Boke, for to serve a Lord, Old Symon, The Birched School-Boy, &t, &c
with some Forewards o Education in Early England." It *is* available
>partriche (partridge), stokdove, chekyne, goos, teele, Mallard, Ospray,
> What sorts of fowl were commonly used during the 1400s (or just
> generally throughout the Middle Ages) and...what modern equivalents
> have those of you who enjoy cooking found work well as substitutes? I
> was thinking Gam Hens?
& also swanne, capon & hen of hawt grees [full plump, goodlie, fat,
well-fed, in good liking], Feysaunt, partriche, poluer, lapewynk,
wodcok, Betowre [bittern], Egret, Synte [snipe], and Curlew,
heyrounsew, Crane, pecok, stork, bustarde, & Shovellewre, Quayle,
sparrow, larke, litelle, mertinet, pygeon, swalow, thrusche, osulle
This book, John Russells Book of Nurture, is "recent" enough to be
English, but old enough that the "letter" "thorn/eth" [yeah, I never
can remember which one is the "theta" and which one looks like a "p"]
is used fot "th" -- and "u" is represented by "v" and vice versa.

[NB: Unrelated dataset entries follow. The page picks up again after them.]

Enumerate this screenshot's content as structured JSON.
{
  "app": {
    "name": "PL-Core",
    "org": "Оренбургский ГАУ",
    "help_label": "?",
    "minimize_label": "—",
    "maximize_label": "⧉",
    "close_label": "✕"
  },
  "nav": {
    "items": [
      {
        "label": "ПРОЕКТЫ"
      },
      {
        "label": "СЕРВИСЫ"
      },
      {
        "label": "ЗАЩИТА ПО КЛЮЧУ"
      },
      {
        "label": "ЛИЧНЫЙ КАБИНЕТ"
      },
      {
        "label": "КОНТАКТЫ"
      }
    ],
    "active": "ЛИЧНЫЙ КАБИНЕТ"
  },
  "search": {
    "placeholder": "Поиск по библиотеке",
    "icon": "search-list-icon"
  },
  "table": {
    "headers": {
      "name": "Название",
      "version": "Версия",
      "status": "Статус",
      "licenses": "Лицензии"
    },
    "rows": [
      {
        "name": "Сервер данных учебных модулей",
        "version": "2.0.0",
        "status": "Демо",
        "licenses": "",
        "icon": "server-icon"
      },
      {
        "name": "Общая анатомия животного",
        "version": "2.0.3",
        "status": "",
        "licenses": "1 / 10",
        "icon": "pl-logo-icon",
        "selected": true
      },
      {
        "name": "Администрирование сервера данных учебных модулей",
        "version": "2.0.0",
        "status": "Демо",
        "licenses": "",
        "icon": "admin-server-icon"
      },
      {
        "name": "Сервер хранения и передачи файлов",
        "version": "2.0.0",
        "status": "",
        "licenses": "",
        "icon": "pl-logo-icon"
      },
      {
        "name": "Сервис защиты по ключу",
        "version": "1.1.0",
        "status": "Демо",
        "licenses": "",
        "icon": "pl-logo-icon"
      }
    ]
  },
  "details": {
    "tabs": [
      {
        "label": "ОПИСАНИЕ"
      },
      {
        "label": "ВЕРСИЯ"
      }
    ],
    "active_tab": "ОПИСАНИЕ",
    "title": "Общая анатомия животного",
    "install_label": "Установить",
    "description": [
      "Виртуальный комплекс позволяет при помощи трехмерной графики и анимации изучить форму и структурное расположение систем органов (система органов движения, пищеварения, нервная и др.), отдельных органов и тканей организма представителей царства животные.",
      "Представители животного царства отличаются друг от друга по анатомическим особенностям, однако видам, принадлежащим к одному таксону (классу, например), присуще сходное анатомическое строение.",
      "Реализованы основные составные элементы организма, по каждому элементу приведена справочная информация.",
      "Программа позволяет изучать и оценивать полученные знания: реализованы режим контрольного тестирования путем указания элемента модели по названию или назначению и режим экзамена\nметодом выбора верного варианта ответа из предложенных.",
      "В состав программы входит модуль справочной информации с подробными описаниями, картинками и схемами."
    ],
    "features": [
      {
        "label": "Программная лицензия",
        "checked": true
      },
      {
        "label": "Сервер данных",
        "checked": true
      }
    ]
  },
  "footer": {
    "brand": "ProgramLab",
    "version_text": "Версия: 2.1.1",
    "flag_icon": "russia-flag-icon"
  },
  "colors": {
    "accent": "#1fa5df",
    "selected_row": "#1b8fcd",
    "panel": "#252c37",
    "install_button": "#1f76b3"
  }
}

I've
seen a date for this book, but at the moment, I can't find one.
"Of quayle / sparow / larke / & litelle / mertinet, pygeoun / swalow /
thrusche / osulle / ye not forgete, pe legges to ley to your souereyne
ye not forgete, pe legges to ley to your souereyne ye no lette, and
afturward pe whyngus if his lust be to etc."
University of Tennessee
Department of Ecology and Evolutionary Biology